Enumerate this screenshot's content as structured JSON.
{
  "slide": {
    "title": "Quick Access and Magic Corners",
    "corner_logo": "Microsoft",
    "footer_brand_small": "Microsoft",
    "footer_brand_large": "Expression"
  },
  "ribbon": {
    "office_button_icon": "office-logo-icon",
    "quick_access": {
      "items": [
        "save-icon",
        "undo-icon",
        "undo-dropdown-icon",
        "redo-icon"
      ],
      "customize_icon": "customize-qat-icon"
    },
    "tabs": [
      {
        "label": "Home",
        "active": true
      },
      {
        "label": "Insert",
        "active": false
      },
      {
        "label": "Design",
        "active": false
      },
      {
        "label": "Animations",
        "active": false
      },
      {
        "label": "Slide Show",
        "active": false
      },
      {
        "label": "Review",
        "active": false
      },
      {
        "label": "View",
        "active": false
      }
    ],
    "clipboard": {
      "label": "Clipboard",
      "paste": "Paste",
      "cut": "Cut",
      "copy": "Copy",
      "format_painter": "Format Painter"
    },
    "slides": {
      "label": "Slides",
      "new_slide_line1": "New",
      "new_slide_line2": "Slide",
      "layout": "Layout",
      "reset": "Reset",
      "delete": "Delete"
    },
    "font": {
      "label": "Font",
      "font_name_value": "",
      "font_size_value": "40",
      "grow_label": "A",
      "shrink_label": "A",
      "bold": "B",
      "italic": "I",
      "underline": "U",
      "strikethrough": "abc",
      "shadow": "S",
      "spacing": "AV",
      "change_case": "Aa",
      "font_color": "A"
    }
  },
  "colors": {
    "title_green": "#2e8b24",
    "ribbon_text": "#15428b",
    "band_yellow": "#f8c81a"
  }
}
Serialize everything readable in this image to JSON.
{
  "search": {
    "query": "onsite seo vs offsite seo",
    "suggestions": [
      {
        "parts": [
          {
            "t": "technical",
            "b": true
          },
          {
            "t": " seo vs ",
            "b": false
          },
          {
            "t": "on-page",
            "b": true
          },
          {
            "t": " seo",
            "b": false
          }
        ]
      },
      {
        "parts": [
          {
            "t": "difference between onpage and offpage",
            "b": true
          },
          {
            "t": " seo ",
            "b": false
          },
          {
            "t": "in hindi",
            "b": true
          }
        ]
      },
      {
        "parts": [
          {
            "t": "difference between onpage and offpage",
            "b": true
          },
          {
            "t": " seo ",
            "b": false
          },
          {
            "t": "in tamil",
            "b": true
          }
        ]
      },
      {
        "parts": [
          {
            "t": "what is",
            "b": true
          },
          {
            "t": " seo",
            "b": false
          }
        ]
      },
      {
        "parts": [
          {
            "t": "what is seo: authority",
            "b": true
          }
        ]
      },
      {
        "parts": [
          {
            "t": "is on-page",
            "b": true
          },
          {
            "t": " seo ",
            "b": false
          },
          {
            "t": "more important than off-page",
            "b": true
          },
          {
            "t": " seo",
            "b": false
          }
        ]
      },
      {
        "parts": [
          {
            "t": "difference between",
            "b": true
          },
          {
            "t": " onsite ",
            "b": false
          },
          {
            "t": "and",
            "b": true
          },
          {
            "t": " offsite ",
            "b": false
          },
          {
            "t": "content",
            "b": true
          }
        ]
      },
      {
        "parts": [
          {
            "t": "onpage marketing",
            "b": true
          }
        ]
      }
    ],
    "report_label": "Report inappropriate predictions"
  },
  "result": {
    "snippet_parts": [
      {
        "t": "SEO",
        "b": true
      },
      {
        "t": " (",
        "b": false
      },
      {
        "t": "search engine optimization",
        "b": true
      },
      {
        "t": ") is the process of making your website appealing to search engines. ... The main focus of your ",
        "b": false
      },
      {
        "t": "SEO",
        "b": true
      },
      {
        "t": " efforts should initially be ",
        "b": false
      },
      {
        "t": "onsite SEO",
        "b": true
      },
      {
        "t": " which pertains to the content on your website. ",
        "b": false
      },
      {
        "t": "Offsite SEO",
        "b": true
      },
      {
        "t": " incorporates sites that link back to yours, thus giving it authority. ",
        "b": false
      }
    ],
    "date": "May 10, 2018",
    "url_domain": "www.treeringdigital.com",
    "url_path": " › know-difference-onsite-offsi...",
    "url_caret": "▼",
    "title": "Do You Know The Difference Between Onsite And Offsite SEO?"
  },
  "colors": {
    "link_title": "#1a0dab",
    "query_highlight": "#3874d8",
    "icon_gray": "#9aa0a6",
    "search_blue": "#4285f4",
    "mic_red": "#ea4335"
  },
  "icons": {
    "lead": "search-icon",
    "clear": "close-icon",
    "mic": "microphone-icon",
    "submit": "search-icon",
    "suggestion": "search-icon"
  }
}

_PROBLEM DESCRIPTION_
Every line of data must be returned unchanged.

_RESULT OF THIS EXERCISE_
Enumerate this screenshot's content as structured JSON.
{
  "slide": {
    "title": "Quick Access and Magic Corners",
    "corner_logo": "Microsoft",
    "footer_brand_small": "Microsoft",
    "footer_brand_large": "Expression"
  },
  "ribbon": {
    "office_button_icon": "office-logo-icon",
    "quick_access": {
      "items": [
        "save-icon",
        "undo-icon",
        "undo-dropdown-icon",
        "redo-icon"
      ],
      "customize_icon": "customize-qat-icon"
    },
    "tabs": [
      {
        "label": "Home",
        "active": true
      },
      {
        "label": "Insert",
        "active": false
      },
      {
        "label": "Design",
        "active": false
      },
      {
        "label": "Animations",
        "active": false
      },
      {
        "label": "Slide Show",
        "active": false
      },
      {
        "label": "Review",
        "active": false
      },
      {
        "label": "View",
        "active": false
      }
    ],
    "clipboard": {
      "label": "Clipboard",
      "paste": "Paste",
      "cut": "Cut",
      "copy": "Copy",
      "format_painter": "Format Painter"
    },
    "slides": {
      "label": "Slides",
      "new_slide_line1": "New",
      "new_slide_line2": "Slide",
      "layout": "Layout",
      "reset": "Reset",
      "delete": "Delete"
    },
    "font": {
      "label": "Font",
      "font_name_value": "",
      "font_size_value": "40",
      "grow_label": "A",
      "shrink_label": "A",
      "bold": "B",
      "italic": "I",
      "underline": "U",
      "strikethrough": "abc",
      "shadow": "S",
      "spacing": "AV",
      "change_case": "Aa",
      "font_color": "A"
    }
  },
  "colors": {
    "title_green": "#2e8b24",
    "ribbon_text": "#15428b",
    "band_yellow": "#f8c81a"
  }
}
Serialize everything readable in this image to JSON.
{
  "search": {
    "query": "onsite seo vs offsite seo",
    "suggestions": [
      {
        "parts": [
          {
            "t": "technical",
            "b": true
          },
          {
            "t": " seo vs ",
            "b": false
          },
          {
            "t": "on-page",
            "b": true
          },
          {
            "t": " seo",
            "b": false
          }
        ]
      },
      {
        "parts": [
          {
            "t": "difference between onpage and offpage",
            "b": true
          },
          {
            "t": " seo ",
            "b": false
          },
          {
            "t": "in hindi",
            "b": true
          }
        ]
      },
      {
        "parts": [
          {
            "t": "difference between onpage and offpage",
            "b": true
          },
          {
            "t": " seo ",
            "b": false
          },
          {
            "t": "in tamil",
            "b": true
          }
        ]
      },
      {
        "parts": [
          {
            "t": "what is",
            "b": true
          },
          {
            "t": " seo",
            "b": false
          }
        ]
      },
      {
        "parts": [
          {
            "t": "what is seo: authority",
            "b": true
          }
        ]
      },
      {
        "parts": [
          {
            "t": "is on-page",
            "b": true
          },
          {
            "t": " seo ",
            "b": false
          },
          {
            "t": "more important than off-page",
            "b": true
          },
          {
            "t": " seo",
            "b": false
          }
        ]
      },
      {
        "parts": [
          {
            "t": "difference between",
            "b": true
          },
          {
            "t": " onsite ",
            "b": false
          },
          {
            "t": "and",
            "b": true
          },
          {
            "t": " offsite ",
            "b": false
          },
          {
            "t": "content",
            "b": true
          }
        ]
      },
      {
        "parts": [
          {
            "t": "onpage marketing",
            "b": true
          }
        ]
      }
    ],
    "report_label": "Report inappropriate predictions"
  },
  "result": {
    "snippet_parts": [
      {
        "t": "SEO",
        "b": true
      },
      {
        "t": " (",
        "b": false
      },
      {
        "t": "search engine optimization",
        "b": true
      },
      {
        "t": ") is the process of making your website appealing to search engines. ... The main focus of your ",
        "b": false
      },
      {
        "t": "SEO",
        "b": true
      },
      {
        "t": " efforts should initially be ",
        "b": false
      },
      {
        "t": "onsite SEO",
        "b": true
      },
      {
        "t": " which pertains to the content on your website. ",
        "b": false
      },
      {
        "t": "Offsite SEO",
        "b": true
      },
      {
        "t": " incorporates sites that link back to yours, thus giving it authority. ",
        "b": false
      }
    ],
    "date": "May 10, 2018",
    "url_domain": "www.treeringdigital.com",
    "url_path": " › know-difference-onsite-offsi...",
    "url_caret": "▼",
    "title": "Do You Know The Difference Between Onsite And Offsite SEO?"
  },
  "colors": {
    "link_title": "#1a0dab",
    "query_highlight": "#3874d8",
    "icon_gray": "#9aa0a6",
    "search_blue": "#4285f4",
    "mic_red": "#ea4335"
  },
  "icons": {
    "lead": "search-icon",
    "clear": "close-icon",
    "mic": "microphone-icon",
    "submit": "search-icon",
    "suggestion": "search-icon"
  }
}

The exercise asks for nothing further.